It’s 2018, and yet while science may have made leaps and bounds in understanding epilepsy in the past century, taking it from the days when it was associated with demonic possession and sufferers were often subjected to life threatening exorcism rites to an age where it can at least be monitored, there remains no absolute cure, and public awareness and knowledge has barely seen it destigmatised beyond the rude stereotypes of which sadly still permeate some corners of our popular culture.
One can assume that’s what inspired Lainie Chait and director Clare Pickering to bring Electro Girl to the intimate upstairs state of The Butterfly Club.
It opens with a sickly-looking Chait stumbling through the audience, greeting the guests, before falling into a demonstration of what has plagued her more than three hundred times for real in her life; a grand mal seizure. It’s a shocking awakening to what we’re about to be talked through, but one done always with gentle humor and self-deprecating irony.
Remerging as Electro Girl, in her dazzling jumpsuit, Chait and her brain, Nora, talk to us intimately and candidly through twenty-six years of epilepsy.
It’s not unlike your average biography, all the usual psychological conditions are evident; youth, fomo, a poor grasp of the not-naïve reality of casual sex, alcohol and recreation drugs, all of which exacerbate anxiety and self-loathing in any and all of us. For Chait, this came coupled with another condition, and at this we are about to be sweetly but thoroughly schooled. All the while, there is the presence of a perfectly average life…

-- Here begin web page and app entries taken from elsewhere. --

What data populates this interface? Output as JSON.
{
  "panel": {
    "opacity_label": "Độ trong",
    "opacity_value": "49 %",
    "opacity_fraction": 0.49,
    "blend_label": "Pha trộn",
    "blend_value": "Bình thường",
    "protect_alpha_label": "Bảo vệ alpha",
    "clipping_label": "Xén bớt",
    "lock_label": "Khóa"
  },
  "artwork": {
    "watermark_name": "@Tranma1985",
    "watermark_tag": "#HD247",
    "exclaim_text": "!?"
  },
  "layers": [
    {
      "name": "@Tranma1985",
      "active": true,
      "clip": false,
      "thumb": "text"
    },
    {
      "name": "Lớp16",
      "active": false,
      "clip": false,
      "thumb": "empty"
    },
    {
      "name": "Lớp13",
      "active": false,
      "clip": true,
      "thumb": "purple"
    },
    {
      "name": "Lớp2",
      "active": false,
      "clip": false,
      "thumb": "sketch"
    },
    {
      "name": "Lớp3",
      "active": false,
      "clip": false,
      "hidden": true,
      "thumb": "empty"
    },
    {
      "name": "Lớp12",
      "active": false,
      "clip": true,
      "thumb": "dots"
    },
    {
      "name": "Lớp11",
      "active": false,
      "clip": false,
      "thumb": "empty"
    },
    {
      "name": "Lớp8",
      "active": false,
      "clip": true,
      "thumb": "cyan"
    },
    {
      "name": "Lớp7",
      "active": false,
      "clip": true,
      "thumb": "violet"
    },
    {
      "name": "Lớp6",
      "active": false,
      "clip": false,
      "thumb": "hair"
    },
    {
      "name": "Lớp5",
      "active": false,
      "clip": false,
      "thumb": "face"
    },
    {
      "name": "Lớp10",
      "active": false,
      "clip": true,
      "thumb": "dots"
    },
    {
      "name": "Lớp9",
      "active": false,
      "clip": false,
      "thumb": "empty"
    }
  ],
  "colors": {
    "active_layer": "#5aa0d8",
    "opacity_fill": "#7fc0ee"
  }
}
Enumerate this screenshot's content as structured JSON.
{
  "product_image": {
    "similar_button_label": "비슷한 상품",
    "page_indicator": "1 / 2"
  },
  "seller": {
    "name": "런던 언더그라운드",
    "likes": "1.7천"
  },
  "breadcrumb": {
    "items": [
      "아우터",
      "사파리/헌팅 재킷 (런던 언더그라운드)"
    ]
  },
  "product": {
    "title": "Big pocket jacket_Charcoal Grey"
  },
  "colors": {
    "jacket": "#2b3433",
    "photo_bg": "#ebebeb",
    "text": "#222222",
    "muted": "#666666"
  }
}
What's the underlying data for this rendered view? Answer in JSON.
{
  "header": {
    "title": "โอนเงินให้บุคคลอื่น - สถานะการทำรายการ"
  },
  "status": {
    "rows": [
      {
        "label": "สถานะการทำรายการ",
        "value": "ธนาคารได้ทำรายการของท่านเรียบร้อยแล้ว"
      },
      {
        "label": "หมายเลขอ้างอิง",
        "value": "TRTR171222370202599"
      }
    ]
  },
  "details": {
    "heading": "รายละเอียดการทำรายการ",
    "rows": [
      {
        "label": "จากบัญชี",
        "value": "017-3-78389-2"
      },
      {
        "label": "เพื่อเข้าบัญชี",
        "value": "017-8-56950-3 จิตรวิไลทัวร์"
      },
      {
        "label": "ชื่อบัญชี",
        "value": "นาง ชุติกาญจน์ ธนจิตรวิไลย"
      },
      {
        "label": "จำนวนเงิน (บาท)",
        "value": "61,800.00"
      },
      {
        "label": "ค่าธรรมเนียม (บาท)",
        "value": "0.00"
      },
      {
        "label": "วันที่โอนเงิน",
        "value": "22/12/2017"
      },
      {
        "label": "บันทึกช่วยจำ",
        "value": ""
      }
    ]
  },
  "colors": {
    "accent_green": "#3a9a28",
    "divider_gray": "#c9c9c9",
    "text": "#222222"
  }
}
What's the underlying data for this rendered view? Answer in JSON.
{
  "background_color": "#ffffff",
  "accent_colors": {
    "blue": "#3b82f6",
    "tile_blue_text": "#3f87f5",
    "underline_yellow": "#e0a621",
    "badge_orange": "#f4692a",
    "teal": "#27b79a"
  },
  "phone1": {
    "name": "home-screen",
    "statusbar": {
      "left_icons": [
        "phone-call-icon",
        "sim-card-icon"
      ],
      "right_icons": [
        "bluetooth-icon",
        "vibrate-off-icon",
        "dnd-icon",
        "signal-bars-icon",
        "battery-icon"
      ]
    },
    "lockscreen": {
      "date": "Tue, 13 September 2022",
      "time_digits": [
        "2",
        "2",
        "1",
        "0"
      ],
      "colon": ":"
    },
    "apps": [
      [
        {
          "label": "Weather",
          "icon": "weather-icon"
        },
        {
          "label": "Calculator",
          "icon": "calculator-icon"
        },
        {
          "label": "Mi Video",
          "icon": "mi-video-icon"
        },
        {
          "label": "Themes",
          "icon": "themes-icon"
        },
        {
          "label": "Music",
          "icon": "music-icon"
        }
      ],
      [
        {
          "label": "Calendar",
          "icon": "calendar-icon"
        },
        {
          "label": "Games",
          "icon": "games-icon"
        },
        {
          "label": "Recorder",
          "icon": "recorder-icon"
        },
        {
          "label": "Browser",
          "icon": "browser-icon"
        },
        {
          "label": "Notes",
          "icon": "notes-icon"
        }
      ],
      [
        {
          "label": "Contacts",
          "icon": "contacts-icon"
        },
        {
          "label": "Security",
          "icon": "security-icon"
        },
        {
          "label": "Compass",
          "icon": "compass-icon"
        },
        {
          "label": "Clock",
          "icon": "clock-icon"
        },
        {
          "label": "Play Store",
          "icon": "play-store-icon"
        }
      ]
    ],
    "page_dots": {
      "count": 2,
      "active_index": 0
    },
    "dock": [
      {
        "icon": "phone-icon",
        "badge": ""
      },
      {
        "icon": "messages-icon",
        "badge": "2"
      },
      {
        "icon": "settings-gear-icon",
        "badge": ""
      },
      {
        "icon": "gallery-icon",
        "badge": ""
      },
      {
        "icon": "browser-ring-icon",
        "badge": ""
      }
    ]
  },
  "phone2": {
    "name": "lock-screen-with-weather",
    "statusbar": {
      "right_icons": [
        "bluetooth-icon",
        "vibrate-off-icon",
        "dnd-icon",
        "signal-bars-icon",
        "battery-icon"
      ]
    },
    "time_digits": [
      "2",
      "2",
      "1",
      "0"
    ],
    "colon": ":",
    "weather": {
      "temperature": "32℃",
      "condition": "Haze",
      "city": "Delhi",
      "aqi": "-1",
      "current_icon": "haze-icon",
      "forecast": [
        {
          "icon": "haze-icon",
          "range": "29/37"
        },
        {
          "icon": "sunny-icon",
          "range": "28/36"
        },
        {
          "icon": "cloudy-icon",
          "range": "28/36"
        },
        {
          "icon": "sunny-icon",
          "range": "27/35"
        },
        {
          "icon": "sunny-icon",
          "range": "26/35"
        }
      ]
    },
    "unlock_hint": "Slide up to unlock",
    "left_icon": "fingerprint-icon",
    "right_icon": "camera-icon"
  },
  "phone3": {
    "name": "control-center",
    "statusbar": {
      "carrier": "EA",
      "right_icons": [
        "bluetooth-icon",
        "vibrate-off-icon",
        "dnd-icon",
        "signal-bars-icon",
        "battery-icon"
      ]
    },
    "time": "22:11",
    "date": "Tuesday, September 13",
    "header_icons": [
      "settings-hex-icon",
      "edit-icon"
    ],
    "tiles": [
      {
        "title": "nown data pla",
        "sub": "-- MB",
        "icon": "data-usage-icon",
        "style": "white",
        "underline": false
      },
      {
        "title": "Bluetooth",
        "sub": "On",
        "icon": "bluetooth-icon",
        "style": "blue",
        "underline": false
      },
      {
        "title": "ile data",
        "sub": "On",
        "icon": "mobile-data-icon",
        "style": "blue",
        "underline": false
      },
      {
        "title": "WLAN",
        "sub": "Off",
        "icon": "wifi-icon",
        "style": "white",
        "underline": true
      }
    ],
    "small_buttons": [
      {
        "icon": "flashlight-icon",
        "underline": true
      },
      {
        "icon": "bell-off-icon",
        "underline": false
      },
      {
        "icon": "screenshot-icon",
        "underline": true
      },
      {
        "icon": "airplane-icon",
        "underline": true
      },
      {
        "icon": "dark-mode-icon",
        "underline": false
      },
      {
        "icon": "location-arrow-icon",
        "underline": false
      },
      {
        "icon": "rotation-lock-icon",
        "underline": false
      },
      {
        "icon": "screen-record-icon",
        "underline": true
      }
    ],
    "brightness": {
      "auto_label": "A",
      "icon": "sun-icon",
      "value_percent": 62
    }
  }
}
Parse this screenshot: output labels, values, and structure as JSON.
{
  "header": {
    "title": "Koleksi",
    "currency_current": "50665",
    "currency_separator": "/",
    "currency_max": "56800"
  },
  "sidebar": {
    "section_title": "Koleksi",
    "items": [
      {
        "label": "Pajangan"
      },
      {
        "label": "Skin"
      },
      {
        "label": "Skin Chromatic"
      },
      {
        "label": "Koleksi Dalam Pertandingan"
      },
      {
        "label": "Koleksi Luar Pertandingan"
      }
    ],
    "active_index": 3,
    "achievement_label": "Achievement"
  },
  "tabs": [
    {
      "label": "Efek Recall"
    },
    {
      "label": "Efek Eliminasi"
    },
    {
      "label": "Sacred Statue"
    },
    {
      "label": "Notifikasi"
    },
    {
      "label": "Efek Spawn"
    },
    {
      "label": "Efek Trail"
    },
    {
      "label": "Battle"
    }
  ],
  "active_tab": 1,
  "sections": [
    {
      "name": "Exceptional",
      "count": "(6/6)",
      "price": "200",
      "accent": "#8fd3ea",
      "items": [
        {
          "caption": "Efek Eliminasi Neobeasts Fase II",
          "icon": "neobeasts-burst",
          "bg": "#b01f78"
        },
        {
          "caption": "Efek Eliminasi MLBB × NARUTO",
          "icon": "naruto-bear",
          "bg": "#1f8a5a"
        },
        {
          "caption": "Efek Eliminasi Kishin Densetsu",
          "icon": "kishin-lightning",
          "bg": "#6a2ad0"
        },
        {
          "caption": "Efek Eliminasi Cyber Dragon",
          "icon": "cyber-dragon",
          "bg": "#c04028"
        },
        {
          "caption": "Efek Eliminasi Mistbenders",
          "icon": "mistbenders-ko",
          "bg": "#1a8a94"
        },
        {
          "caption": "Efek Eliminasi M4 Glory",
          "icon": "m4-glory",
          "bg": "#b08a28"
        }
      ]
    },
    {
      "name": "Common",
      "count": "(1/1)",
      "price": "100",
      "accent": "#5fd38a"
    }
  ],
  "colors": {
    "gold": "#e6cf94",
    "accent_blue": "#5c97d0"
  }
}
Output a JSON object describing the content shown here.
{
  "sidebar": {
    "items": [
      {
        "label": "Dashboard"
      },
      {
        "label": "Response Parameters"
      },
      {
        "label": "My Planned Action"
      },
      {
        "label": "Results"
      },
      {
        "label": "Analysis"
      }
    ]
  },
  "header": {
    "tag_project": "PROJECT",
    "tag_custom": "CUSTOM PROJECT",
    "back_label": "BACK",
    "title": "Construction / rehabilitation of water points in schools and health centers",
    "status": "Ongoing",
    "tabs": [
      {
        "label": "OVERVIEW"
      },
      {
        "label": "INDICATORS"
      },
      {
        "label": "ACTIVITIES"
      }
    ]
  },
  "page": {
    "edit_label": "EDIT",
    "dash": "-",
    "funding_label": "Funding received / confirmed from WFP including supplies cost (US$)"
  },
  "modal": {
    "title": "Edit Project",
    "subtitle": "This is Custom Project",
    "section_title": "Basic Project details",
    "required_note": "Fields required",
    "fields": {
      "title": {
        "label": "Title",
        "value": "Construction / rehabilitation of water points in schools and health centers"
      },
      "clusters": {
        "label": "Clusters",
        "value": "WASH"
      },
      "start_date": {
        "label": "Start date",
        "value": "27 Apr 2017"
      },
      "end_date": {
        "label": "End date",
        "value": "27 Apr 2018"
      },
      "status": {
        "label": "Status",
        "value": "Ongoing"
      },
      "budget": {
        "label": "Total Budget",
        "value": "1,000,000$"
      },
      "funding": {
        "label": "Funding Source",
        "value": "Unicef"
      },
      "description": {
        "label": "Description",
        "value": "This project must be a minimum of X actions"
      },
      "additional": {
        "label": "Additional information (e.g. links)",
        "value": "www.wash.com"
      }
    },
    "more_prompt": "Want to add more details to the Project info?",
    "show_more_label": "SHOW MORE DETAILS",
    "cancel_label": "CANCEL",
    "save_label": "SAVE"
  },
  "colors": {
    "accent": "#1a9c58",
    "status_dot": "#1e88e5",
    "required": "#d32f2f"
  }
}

She talks us through her failed relationships, we’ve all had them, but not with the struggles caused by medication and the occasional post-orgasm convulsions to boot. She tells us about her private journal, most of us kept one, albeit not one full of medical advice and minutiae chronicling her struggles with a brain that tends to “hiccup”, as she says. This is a life story, quite a normal one at that, but with the addition of a struggle also not so uncommon, but one seldom seriously spoken of. It gives all of us the chance to ponder epilepsy and come to grips with just how normal it can be. There were moments anyone can relate to, balanced with moments of extraordinary accomplishment in the face of an unfair diagnosis. But, then again, if anyone can have most of Lainie’s life, then those with the rest of it can live as successfully and richly as she has.
Thank you, Lainie.
Written by Max Davine